Copy out each line containing "JSON" from the entries below.

——————————

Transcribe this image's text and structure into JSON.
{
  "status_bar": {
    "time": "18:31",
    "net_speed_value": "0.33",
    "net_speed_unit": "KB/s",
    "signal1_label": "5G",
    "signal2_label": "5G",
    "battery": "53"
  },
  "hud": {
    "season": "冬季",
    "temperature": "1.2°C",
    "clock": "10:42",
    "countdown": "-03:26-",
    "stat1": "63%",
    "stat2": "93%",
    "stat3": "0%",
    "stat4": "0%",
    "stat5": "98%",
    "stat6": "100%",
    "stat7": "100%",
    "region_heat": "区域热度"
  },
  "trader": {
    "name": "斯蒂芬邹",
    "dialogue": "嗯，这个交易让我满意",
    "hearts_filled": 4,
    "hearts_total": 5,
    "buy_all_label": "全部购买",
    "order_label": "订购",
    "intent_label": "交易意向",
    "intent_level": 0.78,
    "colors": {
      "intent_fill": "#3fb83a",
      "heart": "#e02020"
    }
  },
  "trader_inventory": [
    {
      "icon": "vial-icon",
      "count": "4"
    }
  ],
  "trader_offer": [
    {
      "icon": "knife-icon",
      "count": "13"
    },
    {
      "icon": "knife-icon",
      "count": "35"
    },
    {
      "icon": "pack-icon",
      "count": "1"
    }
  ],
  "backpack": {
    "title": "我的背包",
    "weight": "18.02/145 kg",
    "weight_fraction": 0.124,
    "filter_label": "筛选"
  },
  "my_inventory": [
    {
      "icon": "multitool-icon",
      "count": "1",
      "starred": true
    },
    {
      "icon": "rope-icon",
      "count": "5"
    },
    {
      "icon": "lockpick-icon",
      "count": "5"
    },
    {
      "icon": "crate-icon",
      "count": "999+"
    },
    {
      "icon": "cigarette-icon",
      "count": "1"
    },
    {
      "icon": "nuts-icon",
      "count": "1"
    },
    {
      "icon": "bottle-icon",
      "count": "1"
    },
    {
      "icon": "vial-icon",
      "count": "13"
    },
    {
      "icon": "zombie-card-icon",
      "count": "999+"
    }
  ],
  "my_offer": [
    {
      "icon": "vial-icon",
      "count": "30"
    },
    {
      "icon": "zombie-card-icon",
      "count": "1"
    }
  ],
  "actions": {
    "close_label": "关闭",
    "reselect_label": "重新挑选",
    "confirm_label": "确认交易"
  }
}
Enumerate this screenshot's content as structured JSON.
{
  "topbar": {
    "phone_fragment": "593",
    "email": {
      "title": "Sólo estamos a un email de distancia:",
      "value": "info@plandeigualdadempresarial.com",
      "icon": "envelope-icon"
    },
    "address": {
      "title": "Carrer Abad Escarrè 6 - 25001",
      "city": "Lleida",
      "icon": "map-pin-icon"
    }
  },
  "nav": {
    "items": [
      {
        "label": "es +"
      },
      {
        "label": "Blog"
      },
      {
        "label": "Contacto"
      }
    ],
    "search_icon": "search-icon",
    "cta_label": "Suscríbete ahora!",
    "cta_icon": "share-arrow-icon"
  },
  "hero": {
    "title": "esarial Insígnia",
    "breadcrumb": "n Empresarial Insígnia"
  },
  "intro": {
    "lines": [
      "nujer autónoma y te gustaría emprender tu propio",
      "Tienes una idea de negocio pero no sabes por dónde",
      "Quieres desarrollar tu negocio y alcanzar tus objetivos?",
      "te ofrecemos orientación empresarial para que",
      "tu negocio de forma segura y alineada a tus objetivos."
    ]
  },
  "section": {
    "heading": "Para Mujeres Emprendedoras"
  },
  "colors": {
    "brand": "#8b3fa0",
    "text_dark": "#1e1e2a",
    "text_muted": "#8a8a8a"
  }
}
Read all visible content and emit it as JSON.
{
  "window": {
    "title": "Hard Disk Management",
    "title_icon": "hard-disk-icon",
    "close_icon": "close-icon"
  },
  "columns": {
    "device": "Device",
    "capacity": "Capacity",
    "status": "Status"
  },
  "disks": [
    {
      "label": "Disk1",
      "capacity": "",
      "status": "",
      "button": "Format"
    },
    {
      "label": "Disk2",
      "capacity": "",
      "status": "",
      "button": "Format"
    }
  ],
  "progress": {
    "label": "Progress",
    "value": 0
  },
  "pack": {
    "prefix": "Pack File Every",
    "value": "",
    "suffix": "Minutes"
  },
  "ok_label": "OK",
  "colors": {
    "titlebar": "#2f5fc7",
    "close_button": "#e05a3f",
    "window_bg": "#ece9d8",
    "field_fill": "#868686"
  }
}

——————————

= Solution =
Transcribe this image's text and structure into JSON.
Enumerate this screenshot's content as structured JSON.
Read all visible content and emit it as JSON.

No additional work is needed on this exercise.